How to Bikepack Start Easy Bikepacking doesn’t have to be epic; bite-sized overnights are a great way to get started. S24O, which stands for “sub-24-hour overnight” is when you bike out of town after work with a friend or two, dinner and basic camping gear. Ride ’til you find a camp spot, watch the stars come out, and laugh at all the suckers sleeping in town. Then wake up and ride back in time for work the next day. It’s fun, easy to plan, and serves up a mini-adventure without requiring a ton of time or planning. For more, see Pack Smartly Given that most backcountry areas lack laundromats, you’ll be wearing the same unwashed clothes all ride, which is a good reason to wear wool—it doesn’t get as stinky. On trips like this, you accept a certain grunge factor. We dried our shoes and socks around the fire on days we crossed creeks, and I kept a second pair of dry socks exclusively for sleeping. For the best on-trail performance, stuff and compress your gear as tightly as possible into your bike bags (presuming you go with one of the frame packing systems; see “Pack Lightly,” p.TK). For this reason down is vastly superior to anything fleece. Keep lighter items (sleeping bag, shelter) in your handlebar bag where they won’t diminish handling. Heavy items, like food, go in your frame bag. Stoves are best in backpacks, where they won’t get as jostled. Jackets, or any clothes you want handy, are the last things to go into the seat bag, which is easiest to access on the fly. For more on bikepacking, check out bikepacking. net, or, where Todd Tanner guides ultralight multiday rides (rental gear available). Eat Light Instant oatmeal is good for breakfast. I also brought tea and small containers of powdered milk and turbinado sugar. Nuts have the highest calorie-to-weight ratio of any trail food. ProBars, at 400 calories per bar, are also a good pick. Mountain House makes the best freeze-dried dinners; I always add a bit of pepper (carried in a miniscule Nalgene bottle) to taste. Visit Kananaskis The Kananaskis area south of Banff and Calgary is packed with provincial parks, drunkenly scenic vistas, and hundreds of miles of singletrack. For maps, check out Backroads Mapbooks at for landscapescale planning and GemTrek maps at for on-trail navigation.
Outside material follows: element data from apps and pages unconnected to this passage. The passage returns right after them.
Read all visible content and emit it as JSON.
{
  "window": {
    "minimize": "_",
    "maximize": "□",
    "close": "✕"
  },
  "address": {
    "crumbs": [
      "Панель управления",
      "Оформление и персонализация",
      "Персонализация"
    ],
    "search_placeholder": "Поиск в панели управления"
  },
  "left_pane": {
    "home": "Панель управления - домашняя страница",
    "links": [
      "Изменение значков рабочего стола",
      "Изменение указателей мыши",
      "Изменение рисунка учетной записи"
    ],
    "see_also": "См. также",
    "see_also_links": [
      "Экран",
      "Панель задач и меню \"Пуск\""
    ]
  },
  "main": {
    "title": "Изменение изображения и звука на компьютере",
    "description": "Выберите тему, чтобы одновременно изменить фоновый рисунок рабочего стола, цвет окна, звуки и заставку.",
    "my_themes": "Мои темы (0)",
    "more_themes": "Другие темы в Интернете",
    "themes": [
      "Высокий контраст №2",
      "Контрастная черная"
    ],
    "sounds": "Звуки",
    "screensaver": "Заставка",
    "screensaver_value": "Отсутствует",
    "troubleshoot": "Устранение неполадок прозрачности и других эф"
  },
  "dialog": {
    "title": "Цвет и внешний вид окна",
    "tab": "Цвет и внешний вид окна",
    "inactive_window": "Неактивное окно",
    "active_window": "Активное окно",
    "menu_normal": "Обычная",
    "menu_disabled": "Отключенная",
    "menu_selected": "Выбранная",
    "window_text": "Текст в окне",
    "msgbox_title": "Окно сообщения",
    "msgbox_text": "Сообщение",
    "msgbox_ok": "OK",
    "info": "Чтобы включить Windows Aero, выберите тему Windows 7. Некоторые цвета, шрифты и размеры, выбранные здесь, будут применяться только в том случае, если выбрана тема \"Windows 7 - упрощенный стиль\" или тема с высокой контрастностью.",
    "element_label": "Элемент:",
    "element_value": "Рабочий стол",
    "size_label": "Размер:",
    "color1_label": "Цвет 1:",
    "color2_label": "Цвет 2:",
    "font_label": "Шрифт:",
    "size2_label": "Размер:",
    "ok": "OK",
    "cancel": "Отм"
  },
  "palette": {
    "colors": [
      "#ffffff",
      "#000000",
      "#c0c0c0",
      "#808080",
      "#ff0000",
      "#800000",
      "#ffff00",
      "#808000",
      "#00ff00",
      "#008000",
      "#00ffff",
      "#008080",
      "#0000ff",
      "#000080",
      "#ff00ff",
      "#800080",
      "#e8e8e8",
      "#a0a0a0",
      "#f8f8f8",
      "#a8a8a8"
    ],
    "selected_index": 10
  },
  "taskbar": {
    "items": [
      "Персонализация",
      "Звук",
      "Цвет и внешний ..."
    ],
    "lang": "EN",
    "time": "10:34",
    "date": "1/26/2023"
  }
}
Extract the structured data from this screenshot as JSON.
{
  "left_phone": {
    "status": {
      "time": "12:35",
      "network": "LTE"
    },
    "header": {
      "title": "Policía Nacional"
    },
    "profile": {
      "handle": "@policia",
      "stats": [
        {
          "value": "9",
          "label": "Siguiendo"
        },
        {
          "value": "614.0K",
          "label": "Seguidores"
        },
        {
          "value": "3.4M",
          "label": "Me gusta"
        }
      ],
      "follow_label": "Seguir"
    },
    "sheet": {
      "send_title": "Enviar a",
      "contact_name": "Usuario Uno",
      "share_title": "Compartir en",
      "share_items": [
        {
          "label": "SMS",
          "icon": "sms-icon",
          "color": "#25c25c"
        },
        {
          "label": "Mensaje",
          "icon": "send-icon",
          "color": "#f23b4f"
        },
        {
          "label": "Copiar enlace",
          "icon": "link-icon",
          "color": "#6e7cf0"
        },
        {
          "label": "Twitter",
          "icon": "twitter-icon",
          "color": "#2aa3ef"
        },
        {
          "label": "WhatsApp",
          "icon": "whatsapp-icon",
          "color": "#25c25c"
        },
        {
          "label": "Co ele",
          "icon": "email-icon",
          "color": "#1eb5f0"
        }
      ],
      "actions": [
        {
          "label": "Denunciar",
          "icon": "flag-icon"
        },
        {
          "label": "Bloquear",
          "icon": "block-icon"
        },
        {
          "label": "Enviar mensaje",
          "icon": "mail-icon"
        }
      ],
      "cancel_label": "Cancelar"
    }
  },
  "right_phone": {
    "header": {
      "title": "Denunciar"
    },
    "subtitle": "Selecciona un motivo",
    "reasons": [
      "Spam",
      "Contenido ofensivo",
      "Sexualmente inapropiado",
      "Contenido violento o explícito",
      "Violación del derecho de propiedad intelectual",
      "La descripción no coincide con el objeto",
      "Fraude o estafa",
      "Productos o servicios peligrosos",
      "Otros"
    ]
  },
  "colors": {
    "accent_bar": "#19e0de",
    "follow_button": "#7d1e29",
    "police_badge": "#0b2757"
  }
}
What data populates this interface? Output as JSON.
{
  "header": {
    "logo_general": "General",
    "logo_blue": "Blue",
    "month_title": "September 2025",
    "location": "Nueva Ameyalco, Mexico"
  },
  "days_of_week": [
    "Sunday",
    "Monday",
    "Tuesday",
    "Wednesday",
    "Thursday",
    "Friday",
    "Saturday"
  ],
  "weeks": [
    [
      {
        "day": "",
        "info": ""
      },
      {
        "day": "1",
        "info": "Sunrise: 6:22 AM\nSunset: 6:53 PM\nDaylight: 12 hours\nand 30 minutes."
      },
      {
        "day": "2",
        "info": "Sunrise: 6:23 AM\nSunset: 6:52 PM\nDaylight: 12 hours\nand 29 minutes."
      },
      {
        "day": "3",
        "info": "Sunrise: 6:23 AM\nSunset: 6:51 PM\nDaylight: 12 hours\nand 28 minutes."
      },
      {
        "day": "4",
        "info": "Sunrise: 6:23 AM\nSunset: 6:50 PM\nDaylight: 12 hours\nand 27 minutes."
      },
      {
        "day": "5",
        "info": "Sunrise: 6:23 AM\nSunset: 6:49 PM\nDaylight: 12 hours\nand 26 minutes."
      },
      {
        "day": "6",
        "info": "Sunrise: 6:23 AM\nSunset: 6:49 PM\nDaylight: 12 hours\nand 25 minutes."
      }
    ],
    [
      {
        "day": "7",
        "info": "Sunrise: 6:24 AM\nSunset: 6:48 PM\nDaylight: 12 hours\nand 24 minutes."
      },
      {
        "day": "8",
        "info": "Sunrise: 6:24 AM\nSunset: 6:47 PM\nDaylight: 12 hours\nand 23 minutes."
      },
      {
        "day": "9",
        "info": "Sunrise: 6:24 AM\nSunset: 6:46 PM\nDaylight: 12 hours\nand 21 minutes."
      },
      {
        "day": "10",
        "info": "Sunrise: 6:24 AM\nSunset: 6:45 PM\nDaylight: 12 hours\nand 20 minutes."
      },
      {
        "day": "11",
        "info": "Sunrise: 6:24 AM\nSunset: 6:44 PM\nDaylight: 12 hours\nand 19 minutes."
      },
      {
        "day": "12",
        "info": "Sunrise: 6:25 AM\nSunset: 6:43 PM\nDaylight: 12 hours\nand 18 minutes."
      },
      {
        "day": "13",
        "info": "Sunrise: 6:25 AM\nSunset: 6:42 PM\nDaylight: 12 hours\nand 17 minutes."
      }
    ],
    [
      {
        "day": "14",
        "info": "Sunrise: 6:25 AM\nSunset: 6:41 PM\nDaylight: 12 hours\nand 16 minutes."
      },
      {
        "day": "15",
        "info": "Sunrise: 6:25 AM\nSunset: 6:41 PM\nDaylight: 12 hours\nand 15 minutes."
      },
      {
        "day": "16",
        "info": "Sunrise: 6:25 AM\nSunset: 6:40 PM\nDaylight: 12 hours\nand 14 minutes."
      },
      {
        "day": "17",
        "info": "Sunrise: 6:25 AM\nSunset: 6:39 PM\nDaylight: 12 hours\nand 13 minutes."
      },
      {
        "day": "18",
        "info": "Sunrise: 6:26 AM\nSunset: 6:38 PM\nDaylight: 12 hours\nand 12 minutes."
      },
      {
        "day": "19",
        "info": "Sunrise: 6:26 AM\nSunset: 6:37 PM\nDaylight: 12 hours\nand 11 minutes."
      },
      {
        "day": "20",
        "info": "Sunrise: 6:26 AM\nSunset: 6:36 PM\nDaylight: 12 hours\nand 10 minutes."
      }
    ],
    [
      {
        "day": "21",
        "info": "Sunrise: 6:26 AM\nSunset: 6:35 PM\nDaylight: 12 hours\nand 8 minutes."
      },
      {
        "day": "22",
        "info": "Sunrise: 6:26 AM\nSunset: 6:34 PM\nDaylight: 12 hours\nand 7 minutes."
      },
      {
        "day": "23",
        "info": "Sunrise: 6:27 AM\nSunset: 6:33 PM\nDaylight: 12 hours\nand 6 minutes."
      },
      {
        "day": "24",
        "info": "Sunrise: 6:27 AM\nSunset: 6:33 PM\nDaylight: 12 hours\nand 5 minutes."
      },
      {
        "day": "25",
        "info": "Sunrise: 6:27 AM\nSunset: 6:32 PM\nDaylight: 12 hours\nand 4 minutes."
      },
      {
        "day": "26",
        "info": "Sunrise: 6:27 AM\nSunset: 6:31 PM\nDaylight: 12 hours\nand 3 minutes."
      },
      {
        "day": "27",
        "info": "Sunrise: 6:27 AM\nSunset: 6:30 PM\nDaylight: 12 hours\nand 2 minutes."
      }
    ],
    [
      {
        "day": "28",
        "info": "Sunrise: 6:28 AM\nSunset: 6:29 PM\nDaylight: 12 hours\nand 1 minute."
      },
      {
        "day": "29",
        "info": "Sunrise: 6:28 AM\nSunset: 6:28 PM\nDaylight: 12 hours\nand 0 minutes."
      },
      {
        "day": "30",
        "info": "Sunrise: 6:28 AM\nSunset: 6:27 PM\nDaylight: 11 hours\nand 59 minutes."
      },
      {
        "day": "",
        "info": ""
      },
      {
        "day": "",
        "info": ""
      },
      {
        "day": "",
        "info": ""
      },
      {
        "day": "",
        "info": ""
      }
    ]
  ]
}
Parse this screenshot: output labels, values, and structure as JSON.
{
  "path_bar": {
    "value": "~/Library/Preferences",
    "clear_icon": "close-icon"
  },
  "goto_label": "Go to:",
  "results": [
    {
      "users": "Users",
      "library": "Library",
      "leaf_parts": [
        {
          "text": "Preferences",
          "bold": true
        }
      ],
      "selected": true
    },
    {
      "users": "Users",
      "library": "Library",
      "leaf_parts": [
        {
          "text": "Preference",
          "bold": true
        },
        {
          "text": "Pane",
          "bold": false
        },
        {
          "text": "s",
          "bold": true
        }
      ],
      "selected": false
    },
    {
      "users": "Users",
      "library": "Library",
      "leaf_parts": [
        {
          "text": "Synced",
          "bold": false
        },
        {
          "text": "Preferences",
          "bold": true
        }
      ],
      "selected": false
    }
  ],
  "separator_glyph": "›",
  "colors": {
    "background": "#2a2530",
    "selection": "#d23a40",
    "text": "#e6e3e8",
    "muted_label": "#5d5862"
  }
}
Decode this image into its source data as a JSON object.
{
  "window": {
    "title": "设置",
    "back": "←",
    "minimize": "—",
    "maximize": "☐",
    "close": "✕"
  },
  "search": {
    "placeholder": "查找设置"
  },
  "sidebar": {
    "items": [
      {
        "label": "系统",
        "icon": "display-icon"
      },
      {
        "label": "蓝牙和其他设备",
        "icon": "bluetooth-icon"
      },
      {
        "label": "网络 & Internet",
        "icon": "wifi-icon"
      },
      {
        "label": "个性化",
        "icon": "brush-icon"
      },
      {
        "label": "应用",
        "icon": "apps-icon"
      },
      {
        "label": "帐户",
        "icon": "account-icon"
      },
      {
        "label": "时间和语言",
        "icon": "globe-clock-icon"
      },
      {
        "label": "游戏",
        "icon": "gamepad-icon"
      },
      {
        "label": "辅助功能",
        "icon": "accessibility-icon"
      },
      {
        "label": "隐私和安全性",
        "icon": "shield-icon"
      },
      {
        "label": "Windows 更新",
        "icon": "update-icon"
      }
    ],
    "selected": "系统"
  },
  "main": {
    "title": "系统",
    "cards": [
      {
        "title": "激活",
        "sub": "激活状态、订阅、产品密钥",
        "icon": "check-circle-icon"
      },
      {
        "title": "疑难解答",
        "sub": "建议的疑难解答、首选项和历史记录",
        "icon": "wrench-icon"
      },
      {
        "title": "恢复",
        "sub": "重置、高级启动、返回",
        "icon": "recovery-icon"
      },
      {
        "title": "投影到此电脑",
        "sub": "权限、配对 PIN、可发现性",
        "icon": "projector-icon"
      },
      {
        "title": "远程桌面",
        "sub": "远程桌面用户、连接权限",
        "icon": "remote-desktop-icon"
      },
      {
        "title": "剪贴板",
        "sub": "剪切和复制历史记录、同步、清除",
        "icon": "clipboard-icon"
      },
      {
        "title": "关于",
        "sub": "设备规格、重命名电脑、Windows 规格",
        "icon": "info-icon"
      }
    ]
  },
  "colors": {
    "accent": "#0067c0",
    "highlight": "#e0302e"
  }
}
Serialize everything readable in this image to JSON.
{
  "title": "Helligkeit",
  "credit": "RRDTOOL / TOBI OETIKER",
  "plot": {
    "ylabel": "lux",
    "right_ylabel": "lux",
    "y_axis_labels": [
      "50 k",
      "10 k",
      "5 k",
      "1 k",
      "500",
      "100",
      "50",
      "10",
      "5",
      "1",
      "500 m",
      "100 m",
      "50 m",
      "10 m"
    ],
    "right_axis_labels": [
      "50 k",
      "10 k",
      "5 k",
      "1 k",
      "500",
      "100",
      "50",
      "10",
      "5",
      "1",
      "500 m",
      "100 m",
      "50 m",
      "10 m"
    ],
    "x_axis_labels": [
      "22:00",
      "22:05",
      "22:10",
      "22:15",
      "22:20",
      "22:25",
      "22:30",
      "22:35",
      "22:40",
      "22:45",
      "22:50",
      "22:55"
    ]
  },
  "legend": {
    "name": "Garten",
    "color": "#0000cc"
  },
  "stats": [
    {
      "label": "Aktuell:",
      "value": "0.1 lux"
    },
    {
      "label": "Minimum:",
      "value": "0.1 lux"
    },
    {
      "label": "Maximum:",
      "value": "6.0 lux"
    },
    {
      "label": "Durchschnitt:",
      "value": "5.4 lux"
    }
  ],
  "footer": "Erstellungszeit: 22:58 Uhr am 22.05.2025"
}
farther into the distance, Jeff said what each of us was thinking, “I’m just thinking about where to go next.”

MB Month ‘09

Riding Loaded  

Four cyclists head into the Kananaskis area of the Canadian Rockies for five days of self-supported backcountry riding with the latest ultra...

Riding Loaded  

Four cyclists head into the Kananaskis area of the Canadian Rockies for five days of self-supported backcountry riding with the latest ultra...